* _Work item_
Look through the data below. Show each line where the string "name" occurs.

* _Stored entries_

○ ○ ○ ○ ○

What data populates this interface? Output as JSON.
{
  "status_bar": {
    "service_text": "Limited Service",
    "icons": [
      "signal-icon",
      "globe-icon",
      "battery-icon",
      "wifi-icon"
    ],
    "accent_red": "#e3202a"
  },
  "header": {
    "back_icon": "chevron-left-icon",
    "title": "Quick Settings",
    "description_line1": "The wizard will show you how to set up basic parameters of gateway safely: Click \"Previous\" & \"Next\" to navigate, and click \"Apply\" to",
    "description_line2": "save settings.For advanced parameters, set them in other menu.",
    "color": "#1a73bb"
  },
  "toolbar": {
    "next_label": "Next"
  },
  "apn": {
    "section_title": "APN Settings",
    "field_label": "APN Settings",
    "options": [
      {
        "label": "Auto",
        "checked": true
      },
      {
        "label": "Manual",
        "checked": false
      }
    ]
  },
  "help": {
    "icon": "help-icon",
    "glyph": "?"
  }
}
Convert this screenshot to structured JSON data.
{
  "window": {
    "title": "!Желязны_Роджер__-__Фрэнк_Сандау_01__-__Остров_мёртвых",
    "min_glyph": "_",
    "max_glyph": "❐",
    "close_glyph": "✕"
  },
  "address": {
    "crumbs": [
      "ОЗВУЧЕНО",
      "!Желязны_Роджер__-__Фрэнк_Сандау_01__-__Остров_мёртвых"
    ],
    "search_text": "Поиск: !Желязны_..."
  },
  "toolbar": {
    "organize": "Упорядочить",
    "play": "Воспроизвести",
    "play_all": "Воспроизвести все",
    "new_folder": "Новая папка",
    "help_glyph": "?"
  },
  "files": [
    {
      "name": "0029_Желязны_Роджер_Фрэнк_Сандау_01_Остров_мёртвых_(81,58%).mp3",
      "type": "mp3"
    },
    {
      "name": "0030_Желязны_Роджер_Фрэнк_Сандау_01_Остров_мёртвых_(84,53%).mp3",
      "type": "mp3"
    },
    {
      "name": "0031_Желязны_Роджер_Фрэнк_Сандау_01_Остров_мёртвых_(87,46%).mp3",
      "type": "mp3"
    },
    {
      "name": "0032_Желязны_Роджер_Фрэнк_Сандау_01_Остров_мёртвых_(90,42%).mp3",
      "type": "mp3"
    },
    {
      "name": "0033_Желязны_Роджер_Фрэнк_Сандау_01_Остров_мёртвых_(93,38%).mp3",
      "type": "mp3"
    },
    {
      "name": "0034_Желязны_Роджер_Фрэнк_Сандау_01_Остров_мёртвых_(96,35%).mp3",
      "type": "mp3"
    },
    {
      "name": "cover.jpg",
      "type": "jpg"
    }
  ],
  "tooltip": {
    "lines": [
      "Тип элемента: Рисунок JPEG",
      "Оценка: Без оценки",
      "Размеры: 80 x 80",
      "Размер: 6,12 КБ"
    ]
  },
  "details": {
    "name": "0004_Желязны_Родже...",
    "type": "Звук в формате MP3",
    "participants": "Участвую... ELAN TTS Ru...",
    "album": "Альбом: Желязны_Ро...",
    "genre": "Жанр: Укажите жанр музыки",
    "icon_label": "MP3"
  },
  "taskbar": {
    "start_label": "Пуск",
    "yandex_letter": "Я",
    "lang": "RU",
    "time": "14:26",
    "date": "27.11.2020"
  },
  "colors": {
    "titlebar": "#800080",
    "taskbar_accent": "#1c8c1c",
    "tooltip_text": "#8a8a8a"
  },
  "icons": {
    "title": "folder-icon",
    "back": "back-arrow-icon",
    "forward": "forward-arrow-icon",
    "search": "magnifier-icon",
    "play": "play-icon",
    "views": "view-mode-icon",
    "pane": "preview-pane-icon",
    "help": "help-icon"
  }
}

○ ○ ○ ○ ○

* _Solution_
      "name": "0029_Желязны_Роджер_Фрэнк_Сандау_01_Остров_мёртвых_(81,58%).mp3",
      "name": "0030_Желязны_Роджер_Фрэнк_Сандау_01_Остров_мёртвых_(84,53%).mp3",
      "name": "0031_Желязны_Роджер_Фрэнк_Сандау_01_Остров_мёртвых_(87,46%).mp3",
      "name": "0032_Желязны_Роджер_Фрэнк_Сандау_01_Остров_мёртвых_(90,42%).mp3",
      "name": "0033_Желязны_Роджер_Фрэнк_Сандау_01_Остров_мёртвых_(93,38%).mp3",
      "name": "0034_Желязны_Роджер_Фрэнк_Сандау_01_Остров_мёртвых_(96,35%).mp3",
      "name": "cover.jpg",
    "name": "0004_Желязны_Родже...",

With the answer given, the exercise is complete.